:: What the task requires ::
Work through the data below and state how many lines contain "Dashboard", giving that number alone.

++++++++++++++++++++

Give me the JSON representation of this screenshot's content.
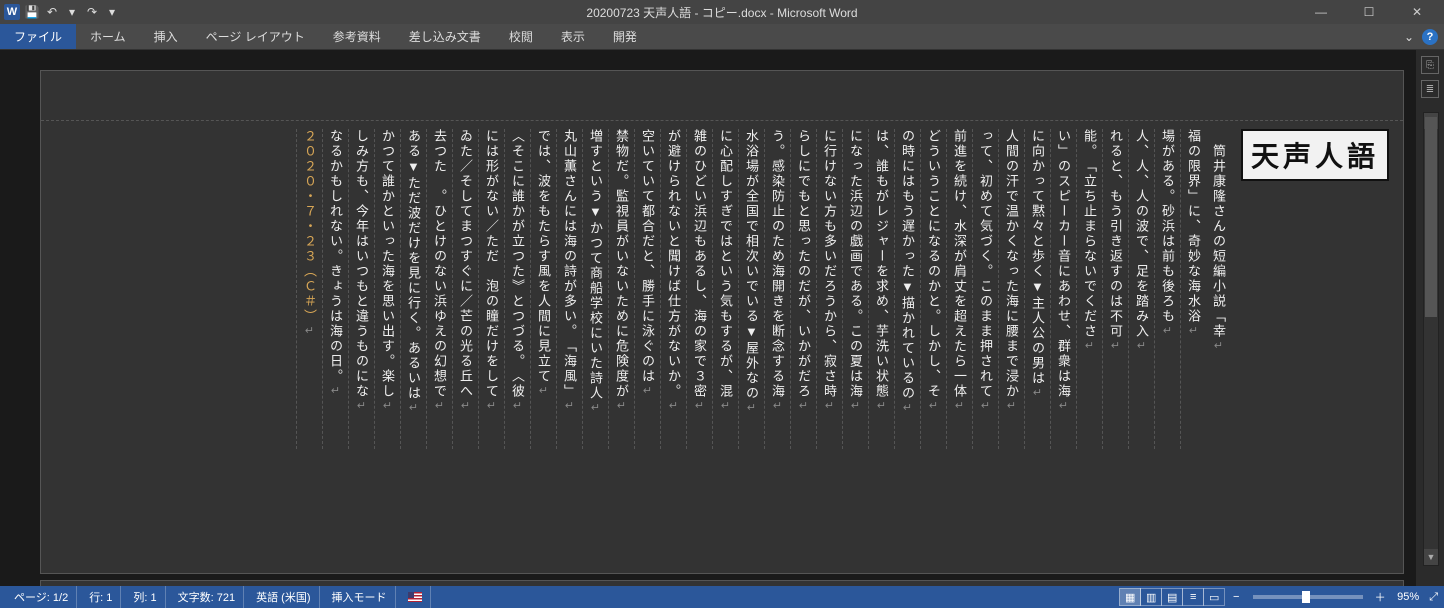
{
  "window": {
    "title": "20200723 天声人語 - コピー.docx - Microsoft Word",
    "minimize": "—",
    "maximize": "☐",
    "close": "✕"
  },
  "qat": {
    "app_letter": "W",
    "save": "💾",
    "undo": "↶",
    "redo": "↷",
    "dropdown": "▾"
  },
  "ribbon": {
    "file": "ファイル",
    "home": "ホーム",
    "insert": "挿入",
    "layout": "ページ レイアウト",
    "references": "参考資料",
    "mailings": "差し込み文書",
    "review": "校閲",
    "view": "表示",
    "developer": "開発",
    "expand": "⌄",
    "help": "?"
  },
  "gutter": {
    "g1": "⎘",
    "g2": "≣"
  },
  "logo": "天声人語",
  "columns": [
    "　筒井康隆さんの短編小説﹁幸",
    "福の限界﹂に︑奇妙な海水浴",
    "場がある︒砂浜は前も後ろも",
    "人︑人︑人の波で︑足を踏み入",
    "れると︑もう引き返すのは不可",
    "能︒﹁立ち止まらないでくださ",
    "い﹂のスピーカー音にあわせ︑群衆は海",
    "に向かって黙々と歩く▼主人公の男は",
    "人間の汗で温かくなった海に腰まで浸か",
    "って︑初めて気づく︒このまま押されて",
    "前進を続け︑水深が肩丈を超えたら一体",
    "どういうことになるのかと︒しかし︑そ",
    "の時にはもう遅かった▼描かれているの",
    "は︑誰もがレジャーを求め︑芋洗い状態",
    "になった浜辺の戯画である︒この夏は海",
    "に行けない方も多いだろうから︑寂さ時",
    "らしにでもと思ったのだが︑いかがだろ",
    "う︒感染防止のため海開きを断念する海",
    "水浴場が全国で相次いでいる▼屋外なの",
    "に心配しすぎではという気もするが︑混",
    "雑のひどい浜辺もあるし︑海の家で３密",
    "が避けられないと聞けば仕方がないか︒",
    "空いていて都合だと︑勝手に泳ぐのは",
    "禁物だ︒監視員がいないために危険度が",
    "増すという▼かつて商船学校にいた詩人",
    "丸山薫さんには海の詩が多い︒﹁海風﹂",
    "では︑波をもたらす風を人間に見立て",
    "︿そこに誰かが立つた︾とつづる︒︿彼",
    "には形がない／ただ　泡の瞳だけをして",
    "ゐた／そしてまつすぐに／芒の光る丘へ",
    "去つた　︒ひとけのない浜ゆえの幻想で",
    "ある▼ただ波だけを見に行く︒あるいは",
    "かつて誰かといった海を思い出す︒楽し",
    "しみ方も︑今年はいつもと違うものにな",
    "なるかもしれない︒きょうは海の日︒",
    "２０２０・７・２３（Ｃ＃）"
  ],
  "status": {
    "page": "ページ: 1/2",
    "line": "行: 1",
    "col": "列: 1",
    "chars": "文字数: 721",
    "lang": "英語 (米国)",
    "insert": "挿入モード",
    "views": {
      "v1": "▦",
      "v2": "▥",
      "v3": "▤",
      "v4": "≡",
      "v5": "▭"
    },
    "zoom_minus": "−",
    "zoom_plus": "＋",
    "zoom": "95%",
    "expand": "⤢"
  }
}
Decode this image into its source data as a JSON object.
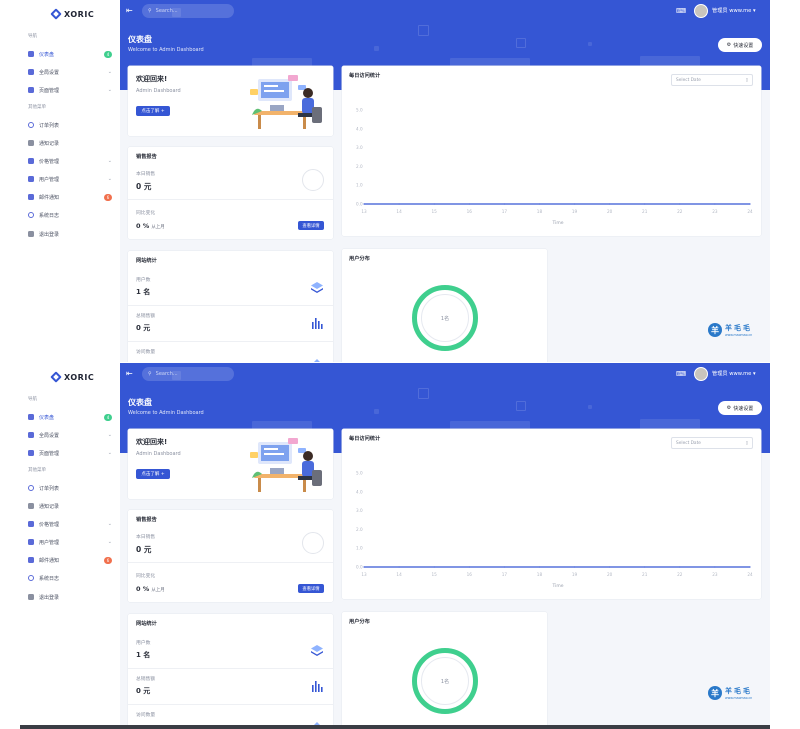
{
  "app": {
    "brand": "XORIC"
  },
  "sidebar": {
    "group1": "导航",
    "group2": "其他菜单",
    "items": [
      {
        "label": "仪表盘",
        "badge": "4",
        "chevron": false
      },
      {
        "label": "全局设置",
        "badge": "",
        "chevron": true
      },
      {
        "label": "页面管理",
        "badge": "",
        "chevron": true
      },
      {
        "label": "订单列表",
        "badge": "",
        "chevron": false
      },
      {
        "label": "通知记录",
        "badge": "",
        "chevron": false
      },
      {
        "label": "价格管理",
        "badge": "",
        "chevron": true
      },
      {
        "label": "用户管理",
        "badge": "",
        "chevron": true
      },
      {
        "label": "邮件通知",
        "badge": "6",
        "chevron": false
      },
      {
        "label": "系统日志",
        "badge": "",
        "chevron": false
      },
      {
        "label": "退出登录",
        "badge": "",
        "chevron": false
      }
    ]
  },
  "topbar": {
    "search_placeholder": "Search...",
    "user_name": "管理员 www.me",
    "user_chevron": "▾"
  },
  "header": {
    "title": "仪表盘",
    "subtitle": "Welcome to Admin Dashboard",
    "quick_btn": "快速设置"
  },
  "welcome": {
    "title": "欢迎回来!",
    "subtitle": "Admin Dashboard",
    "button": "点击了解 +"
  },
  "sales": {
    "title": "销售报告",
    "today_label": "本日销售",
    "today_value": "0 元",
    "compare_label": "同比变化",
    "compare_value": "0 %",
    "compare_note": "从上月",
    "button": "查看详情"
  },
  "site": {
    "title": "网站统计",
    "rows": [
      {
        "label": "用户数",
        "value": "1 名"
      },
      {
        "label": "总销售额",
        "value": "0 元"
      },
      {
        "label": "访问数量",
        "value": ""
      }
    ]
  },
  "visit": {
    "title": "每日访问统计",
    "date_placeholder": "Select Date",
    "xlabel": "Time"
  },
  "chart_data": {
    "type": "line",
    "title": "每日访问统计",
    "xlabel": "Time",
    "ylabel": "",
    "x": [
      "13",
      "14",
      "15",
      "16",
      "17",
      "18",
      "19",
      "20",
      "21",
      "22",
      "23",
      "24"
    ],
    "series": [
      {
        "values": [
          0,
          0,
          0,
          0,
          0,
          0,
          0,
          0,
          0,
          0,
          0,
          0
        ]
      }
    ],
    "y_ticks": [
      "0.0",
      "1.0",
      "2.0",
      "3.0",
      "4.0",
      "5.0"
    ],
    "ylim": [
      0,
      5
    ]
  },
  "dist": {
    "title": "用户分布",
    "center": "1名"
  },
  "watermark": {
    "text": "羊毛毛",
    "sub": "www.maomao.cn"
  },
  "colors": {
    "primary": "#3556d4",
    "green": "#3fcf8e",
    "red": "#f1704d"
  }
}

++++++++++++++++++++

:: Task answer ::
2